Gutmann said his committee’s most important tasks are to keep Haiti “alive in people’s minds” once the sensational media coverage ebbs and to continue to improve communication with the nation.

Brown has also allocated a variety of resources to help the committee educate the community. Gutmann said the University is designating funding for future speakers and providing staff support for various lecture series to be held later in the semester. “We’re really trying to keep the expenses to an absolute minimum so all the money can go to Haiti itself,” he added. Though the committee has many ideas, no long-term plans will be finalized without input from intellectuals and political leaders in Haiti, Gutmann said.

Will Perez ’08 MD’13, who spent a year in Haiti before medical school and is now leading the medical working group along with Professor of Medicine Timothy Flanigan, said one of the things his group is trying to do is “harness the energy and activism on campus” to create long-term relationships between groups in the Brown community and Haiti. But Perez said it was important to provide support without creating a situation in which Haiti becomes more dependent on outside resources.

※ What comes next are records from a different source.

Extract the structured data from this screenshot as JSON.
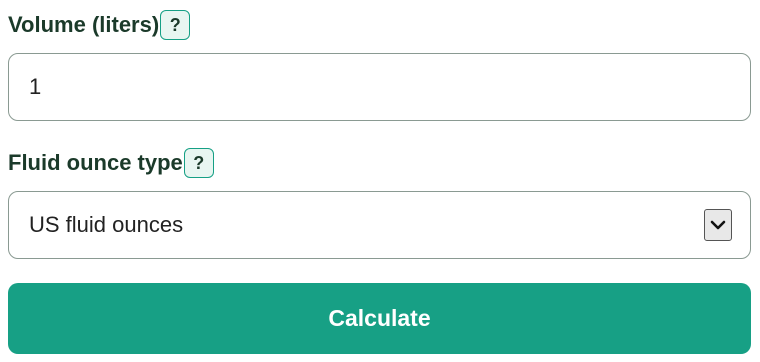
{
  "form": {
    "volume": {
      "label": "Volume (liters)",
      "help": "?",
      "value": "1"
    },
    "ounce_type": {
      "label": "Fluid ounce type",
      "help": "?",
      "selected": "US fluid ounces"
    },
    "calculate_label": "Calculate"
  },
  "colors": {
    "accent": "#17a085",
    "label_text": "#1b3a2a"
  }
}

“We literally have a nation that is dependent on charitable aid,” he said. “There’s no sustainability.”

Perez has provided people with a list of small, on-the-ground organizations seeking funds. He said many of the bigger organizations such as the Red Cross are “getting paralyzed” by the sheer number of donations, leading to an inability to get money directly to people most in need.

“You can’t go into Haiti like you can any other country,” Perez said. “They have no infrastructure. People are doing the best they can.”

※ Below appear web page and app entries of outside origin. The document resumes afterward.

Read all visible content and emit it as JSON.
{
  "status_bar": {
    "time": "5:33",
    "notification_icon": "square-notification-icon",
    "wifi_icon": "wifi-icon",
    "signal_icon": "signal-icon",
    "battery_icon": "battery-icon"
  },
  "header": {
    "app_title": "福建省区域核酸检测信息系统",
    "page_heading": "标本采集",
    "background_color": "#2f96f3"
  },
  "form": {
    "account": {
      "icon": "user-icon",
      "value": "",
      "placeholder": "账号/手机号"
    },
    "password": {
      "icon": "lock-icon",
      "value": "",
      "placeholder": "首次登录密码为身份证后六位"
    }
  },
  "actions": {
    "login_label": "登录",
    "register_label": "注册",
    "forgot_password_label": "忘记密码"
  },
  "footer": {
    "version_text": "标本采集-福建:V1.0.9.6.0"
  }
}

Perez said his direct connection to Haiti has led others to reach out to him, too.
Immediately after the disaster, Perez said he received an outpouring of support from other students — his e-mail inbox was flooded with notes from people asking if he was OK. But Perez said all the well-meaning messages were ultimately too painful, especially because four of his friends had died.

Like Perez, Max Clermont ’11, who is one of three undergraduate students involved with the crisis committee and whose parents are both from Haiti, has been directly affected by the disaster. As of Tuesday, Clermont said his family has not heard from his grandmother.
He already knows of family members who have been lost.

But Clermont said he is encouraged by the amount of support he has received from members of the community looking to help.

“This is obviously something that is very personal,” he said. “The outpouring of support from administrators, professors and students has been one of the greatest things.”

Honoring Haiti
The crisis has also galvanized already-established community interest in Haiti. There is an ongoing effort to digitize Haitian documents at the John Carter Brown Library, which also contains one of the world’s leading collections of Haitian artifacts, said Ted Widmer, director of the JCB. The digitized documents would be available to all residents of the island nation. Coincidentally, the library received a “very generous donation” earlier this year from a member of the library’s board to provide support for a year of digitization, he said, adding that a scanning machine necessary for the project arrived yesterday.

“We were already considering Haiti as an important priority in the years to come,” he said. “It’s all the more urgent that we do this because we’re all very concerned about the libraries in Haiti and their conditions.”

Brown has also reached out to Haitian scholars affected by the earthquake, Widmer said, adding that Patrick Tardieu, one of the leading senior librarians in Port-au-Prince, was invited to start a residency at the JCB beginning as early as next Monday so he could rebuild his collection of archives. In addition, former Prime Minister Michele Pierre-Louis is scheduled to give a lecture here on May 7.

“When the earthquake hit, I was in the position of knowing other people out there,” Widmer said. “Together, we need to make a global appeal to people who admire (Haiti’s) rich history.”